We couldn’t have learnt what we know about Space without these plucky explorers and this book is a superb, heart-felt, and well-written homage to them.

Dr Pearson takes us through the history of Robots in Space with the Moon, Venus and Mars and our solar systems neighbours a little further away – comets, asteroids, and the moons of the Gas Giants. The book covers much I didn’t know and all of it was interesting. It shows the importance of collaboration, teamwork and the army of people who work to get space exploration right… but also reflects on the failures and how the space agencies pick themselves up, dust themselves off and get going on the next mission(s). A moral for us all!

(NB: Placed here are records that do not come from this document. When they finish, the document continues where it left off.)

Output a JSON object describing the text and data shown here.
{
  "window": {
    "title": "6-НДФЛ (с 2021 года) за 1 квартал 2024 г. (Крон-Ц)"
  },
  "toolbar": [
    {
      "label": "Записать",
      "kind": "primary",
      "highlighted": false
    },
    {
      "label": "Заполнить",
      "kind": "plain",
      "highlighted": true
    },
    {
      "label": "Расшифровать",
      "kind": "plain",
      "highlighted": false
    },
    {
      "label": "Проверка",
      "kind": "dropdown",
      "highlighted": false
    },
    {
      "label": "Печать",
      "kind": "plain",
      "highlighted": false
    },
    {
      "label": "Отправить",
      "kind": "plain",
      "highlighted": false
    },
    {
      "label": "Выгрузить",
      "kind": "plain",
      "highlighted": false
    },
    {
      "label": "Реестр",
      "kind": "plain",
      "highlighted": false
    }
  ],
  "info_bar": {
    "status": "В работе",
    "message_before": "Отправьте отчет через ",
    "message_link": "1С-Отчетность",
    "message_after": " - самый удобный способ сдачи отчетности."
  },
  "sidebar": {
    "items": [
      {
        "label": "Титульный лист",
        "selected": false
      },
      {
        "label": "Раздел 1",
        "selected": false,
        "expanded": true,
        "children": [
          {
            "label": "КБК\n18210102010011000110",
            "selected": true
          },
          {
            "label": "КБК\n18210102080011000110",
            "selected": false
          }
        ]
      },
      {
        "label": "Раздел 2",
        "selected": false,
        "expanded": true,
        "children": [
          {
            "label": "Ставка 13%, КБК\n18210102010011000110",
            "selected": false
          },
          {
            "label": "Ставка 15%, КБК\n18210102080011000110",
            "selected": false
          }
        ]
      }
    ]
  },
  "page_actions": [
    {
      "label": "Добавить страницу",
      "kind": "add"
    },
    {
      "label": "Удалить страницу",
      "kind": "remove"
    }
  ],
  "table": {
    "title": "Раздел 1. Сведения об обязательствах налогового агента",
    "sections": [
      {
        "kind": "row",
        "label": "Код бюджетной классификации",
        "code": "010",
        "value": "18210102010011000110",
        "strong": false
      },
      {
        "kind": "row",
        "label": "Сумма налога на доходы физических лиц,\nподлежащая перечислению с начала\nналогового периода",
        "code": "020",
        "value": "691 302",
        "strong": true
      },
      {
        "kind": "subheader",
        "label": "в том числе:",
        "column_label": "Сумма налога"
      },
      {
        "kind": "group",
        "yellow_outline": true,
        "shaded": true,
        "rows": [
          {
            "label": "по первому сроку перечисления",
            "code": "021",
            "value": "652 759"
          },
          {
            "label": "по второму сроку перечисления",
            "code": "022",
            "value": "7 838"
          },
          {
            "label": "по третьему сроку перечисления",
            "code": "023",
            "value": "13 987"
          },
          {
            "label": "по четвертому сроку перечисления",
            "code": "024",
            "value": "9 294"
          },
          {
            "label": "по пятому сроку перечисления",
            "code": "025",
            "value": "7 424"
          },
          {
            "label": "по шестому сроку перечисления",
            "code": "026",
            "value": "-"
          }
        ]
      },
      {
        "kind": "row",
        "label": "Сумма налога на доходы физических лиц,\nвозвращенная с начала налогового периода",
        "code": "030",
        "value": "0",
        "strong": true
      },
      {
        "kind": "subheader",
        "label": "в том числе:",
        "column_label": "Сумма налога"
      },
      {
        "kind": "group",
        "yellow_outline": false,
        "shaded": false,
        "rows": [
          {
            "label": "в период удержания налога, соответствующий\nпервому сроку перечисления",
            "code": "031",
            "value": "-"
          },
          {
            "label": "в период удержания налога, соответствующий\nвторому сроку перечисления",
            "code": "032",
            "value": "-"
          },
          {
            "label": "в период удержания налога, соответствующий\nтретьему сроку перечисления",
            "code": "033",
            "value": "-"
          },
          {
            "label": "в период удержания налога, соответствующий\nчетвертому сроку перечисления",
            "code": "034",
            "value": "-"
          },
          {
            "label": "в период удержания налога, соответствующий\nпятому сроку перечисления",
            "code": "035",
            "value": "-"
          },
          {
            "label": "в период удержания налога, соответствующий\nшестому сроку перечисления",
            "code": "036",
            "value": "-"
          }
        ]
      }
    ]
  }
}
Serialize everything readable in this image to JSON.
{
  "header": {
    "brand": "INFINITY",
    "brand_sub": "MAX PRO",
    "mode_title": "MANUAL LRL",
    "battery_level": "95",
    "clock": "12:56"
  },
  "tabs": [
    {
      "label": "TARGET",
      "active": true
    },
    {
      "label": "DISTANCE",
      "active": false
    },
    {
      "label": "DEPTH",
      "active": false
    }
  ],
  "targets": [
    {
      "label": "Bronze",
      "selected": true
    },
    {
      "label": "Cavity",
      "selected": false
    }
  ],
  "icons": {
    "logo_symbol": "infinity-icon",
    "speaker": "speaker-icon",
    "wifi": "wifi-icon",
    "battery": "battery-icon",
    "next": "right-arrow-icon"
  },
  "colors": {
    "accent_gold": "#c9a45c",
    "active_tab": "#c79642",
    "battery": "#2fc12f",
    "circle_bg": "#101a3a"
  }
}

You’ll have to make your own minds up if the Great Expansion or the Wars of Unification were a good thing, but it is always good to know how and where we started, and why Holy Terra is the centre of the galaxy!

Rating: 5 out of 5.

— Declan

Book Review – Erebus, The Story of a Ship

By Michael Palin

In our occasional series of looking outside the Worlds of Warhammer, I bring you news of a investigation into ships that went missing trying to find the Northern Passage – written by British National Treasure – Michael Palin.

Palin has made himself into a premier travel writer, but he also has links to the Geographical Society and it is these links that start him looking at the story of Arctic and Antarctic exploration by Britain in the 19th Century – in particular the crews and two small wooden ships – Erebus & Terror.

The story fairly wizzes along at a great pace with exploration, daring and danger throughout. The first of the two expeditions – to the Antarctic – is in most ways a success and as both ships return Palin draws on the historical records to tell the story of this adventure.

When he gets to the doomed Arctic expedition of course, there is less information and less story to tell, but Palin continues to tell it well, and brings us up to date with the searches for the ships since their disappearance on the search for the Northwest Passage.

There are times where the history is replaced with Palin’s anecdotes of travelling to the same places 150 years later, but there is no diminishing of the story for this, and – with Palin’s natural humour – adds to the understanding of the reader.

So, if you’re looking for a book outside the genre and fancy something a bit different you won’t go far wrong with this. I really loved it.

Rating: 5 out of 5.

— Declan

Check out the Woehammer Book Review Archive for more reviews!